To pay attention, this is our endless and proper work.
– Mary Oliver
Consciousness, awareness, and attention are closely related aspects of the same mysterious yet intimately familiar phenomenon so fundamental to human life. As such, understanding and developing our personal consciousness is indispensable to the quest for self-knowledge.
Before delving into the dynamics of consciousness and its fundamental position in our lives, in this essay I will make the case that the advent of digital global communications, even with its increasingly apparent downsides, has given us an important if largely unrecognized assist in our quest for self-knowledge by prompting us to recognize the all-important subject of consciousness/awareness/attention and begin taking it much more seriously.
In recent years, apprehensions about our ever-growing use of the internet, mobile devices, and especially social media have exploded into the public conversation. One of the most worrisome concerns is how our pervasive digital preoccupation is impacting our personal attention. Hence a common term for this dilemma: the digital attention crisis.
… seemingly separate problems – tech addiction, teen depression, shortening attention spans, political polarization, the breakdown of truth, outrage-ification of culture, and the rise of vanity/micro-celebrity culture – are actually not separate issues. They are all symptoms of one underlying problem: the race between tech giants to capture human attention….”
It is abundantly clear that this relentless assault on our attention is having escalating ill effects on society. Yet at the very heart of the problem, hidden in plain sight, lies an invaluable gift that can help lead us out of the conundrum.

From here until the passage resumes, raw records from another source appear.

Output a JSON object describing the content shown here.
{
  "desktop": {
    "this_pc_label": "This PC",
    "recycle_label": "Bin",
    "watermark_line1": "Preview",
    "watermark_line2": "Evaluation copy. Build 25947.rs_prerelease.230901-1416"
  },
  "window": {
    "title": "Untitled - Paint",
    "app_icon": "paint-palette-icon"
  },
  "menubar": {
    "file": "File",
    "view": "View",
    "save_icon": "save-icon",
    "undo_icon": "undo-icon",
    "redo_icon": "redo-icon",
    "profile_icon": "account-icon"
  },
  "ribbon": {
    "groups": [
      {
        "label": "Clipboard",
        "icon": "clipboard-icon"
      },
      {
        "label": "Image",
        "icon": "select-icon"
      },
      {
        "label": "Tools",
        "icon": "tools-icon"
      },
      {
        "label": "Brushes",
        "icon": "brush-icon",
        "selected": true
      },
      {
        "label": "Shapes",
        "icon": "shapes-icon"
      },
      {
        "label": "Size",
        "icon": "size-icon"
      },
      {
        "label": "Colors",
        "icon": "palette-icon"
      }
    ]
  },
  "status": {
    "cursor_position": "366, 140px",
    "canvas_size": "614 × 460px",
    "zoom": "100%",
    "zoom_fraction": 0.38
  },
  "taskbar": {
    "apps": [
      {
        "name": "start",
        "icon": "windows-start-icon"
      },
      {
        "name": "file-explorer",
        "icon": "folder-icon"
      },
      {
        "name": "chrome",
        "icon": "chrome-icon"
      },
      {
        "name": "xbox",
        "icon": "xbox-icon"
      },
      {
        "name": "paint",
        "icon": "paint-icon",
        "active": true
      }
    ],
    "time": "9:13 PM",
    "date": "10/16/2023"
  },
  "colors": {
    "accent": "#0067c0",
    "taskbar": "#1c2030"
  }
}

The digital age has opened the door to a critical evolutionary opportunity: We are beginning to recognize on a wider scale than ever before that the care and management of our personal attention is vital to our individual and collective well-being.
As we face widening sociopolitical polarization and growing authoritarian movements, heightened racial tensions and inequities, accelerating environmental destruction, and many other destabilizing systemic problems, developing our consciousness may well prove essential to our very survival.
As we recognize, reclaim and harness our attention, we can choose to embrace the heroic challenge of waking up from our self-induced, self-limiting slumber and begin the essential work of reconnecting to our core self, to each other, and to our living planet.
Our wake-up call is ringing off the hook. With our newfound appreciation for both the vulnerability and the liberating power of our personal attention, waking up is now more urgent and more achievable than ever before.